Learn the Basics of Poker


Poker is a card game that involves betting on the chances of having a winning hand. It can be played in many different ways, with the rules varying by region. However, most games share certain common features. The game is a great way to learn about math, statistics and probability, which can help in other areas of life. It also teaches people how to make quick decisions and how to manage risk. In addition, it can be a great stress reliever.

Learning the basic rules of poker is essential. Having a firm understanding of the rules and the ranking of hands will allow you to read your opponents better and make stronger calls. It is also important to understand the importance of position, as this can greatly increase your chances of winning a hand.

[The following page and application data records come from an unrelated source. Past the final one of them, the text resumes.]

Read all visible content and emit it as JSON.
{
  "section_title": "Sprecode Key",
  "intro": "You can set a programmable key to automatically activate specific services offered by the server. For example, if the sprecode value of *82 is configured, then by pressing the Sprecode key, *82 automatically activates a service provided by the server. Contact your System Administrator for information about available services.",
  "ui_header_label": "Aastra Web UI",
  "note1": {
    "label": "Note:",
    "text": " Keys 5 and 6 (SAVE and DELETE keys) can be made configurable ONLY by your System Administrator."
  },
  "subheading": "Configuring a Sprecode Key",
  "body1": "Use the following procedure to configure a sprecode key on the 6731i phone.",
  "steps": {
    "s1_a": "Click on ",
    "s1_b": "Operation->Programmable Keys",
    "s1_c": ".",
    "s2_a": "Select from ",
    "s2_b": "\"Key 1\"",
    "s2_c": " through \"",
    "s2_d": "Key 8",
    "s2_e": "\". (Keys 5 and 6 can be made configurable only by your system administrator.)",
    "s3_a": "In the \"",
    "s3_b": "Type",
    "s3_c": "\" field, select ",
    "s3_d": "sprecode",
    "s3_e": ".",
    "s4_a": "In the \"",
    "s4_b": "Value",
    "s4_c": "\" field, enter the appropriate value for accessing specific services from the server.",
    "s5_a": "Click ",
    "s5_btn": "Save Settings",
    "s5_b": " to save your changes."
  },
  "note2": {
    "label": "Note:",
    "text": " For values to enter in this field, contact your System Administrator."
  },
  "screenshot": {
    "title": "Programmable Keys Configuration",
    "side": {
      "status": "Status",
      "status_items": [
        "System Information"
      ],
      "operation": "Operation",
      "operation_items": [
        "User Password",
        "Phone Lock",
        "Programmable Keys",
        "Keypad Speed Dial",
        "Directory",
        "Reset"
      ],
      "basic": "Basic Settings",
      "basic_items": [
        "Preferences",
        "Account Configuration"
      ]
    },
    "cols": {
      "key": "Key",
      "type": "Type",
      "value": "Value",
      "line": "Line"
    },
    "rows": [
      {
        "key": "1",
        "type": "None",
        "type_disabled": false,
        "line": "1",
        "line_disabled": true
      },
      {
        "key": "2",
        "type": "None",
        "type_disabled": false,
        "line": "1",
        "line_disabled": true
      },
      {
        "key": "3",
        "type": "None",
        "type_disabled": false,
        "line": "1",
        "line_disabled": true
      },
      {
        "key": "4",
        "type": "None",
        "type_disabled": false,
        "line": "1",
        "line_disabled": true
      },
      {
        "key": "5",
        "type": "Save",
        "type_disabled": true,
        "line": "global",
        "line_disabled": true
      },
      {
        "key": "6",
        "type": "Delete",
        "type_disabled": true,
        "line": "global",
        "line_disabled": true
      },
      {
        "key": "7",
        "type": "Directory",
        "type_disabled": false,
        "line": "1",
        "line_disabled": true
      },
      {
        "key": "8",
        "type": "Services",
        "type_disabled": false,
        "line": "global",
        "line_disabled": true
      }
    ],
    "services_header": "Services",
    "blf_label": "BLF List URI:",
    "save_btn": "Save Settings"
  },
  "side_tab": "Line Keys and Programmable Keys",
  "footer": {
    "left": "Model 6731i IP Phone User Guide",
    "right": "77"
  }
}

One of the most important things to remember in poker is that your opponent’s cards dictate whether or not you should get involved. Having a pair of kings is a great hand, but it will lose to another player’s A-A 98% of the time. This is why it is important to mix up your strategy and try to push players with weaker holdings out of the pot early on.

You should also spend time analyzing your opponents and studying their play to learn about their tendencies. Watch for physical tells, such as fiddling with their chips or wearing a ring. These tells can be a good indication of what type of player they are. Additionally, you should try to classify each player into one of the four basic types: LAG’s, TAG’s, LP fish and super tight Nits.

It is also important to develop a strong bluffing technique. This can be accomplished by practicing at home with friends or by joining a low-stakes home game. The more you bluff, the more your skills will improve, and you can even become a bluffing specialist.

Lastly, poker can teach you how to deal with loss and failure. A successful poker player will not throw a tantrum after a bad beat, but instead will fold and learn from their mistake. This ability to handle defeat can be beneficial in other aspects of life as well.

While it may seem like poker is a game of pure chance, the fact is that skill outweighs luck in the long run. If you can focus on the things that you can control, such as making sound bets and playing with a disciplined mindset, you will be able to achieve long-term success. In addition, poker teaches you how to manage risk, which is an important aspect of life in general. By never betting more than you can afford to lose, you will minimize your losses and maximize your profits. This is an important lesson to learn in any endeavor.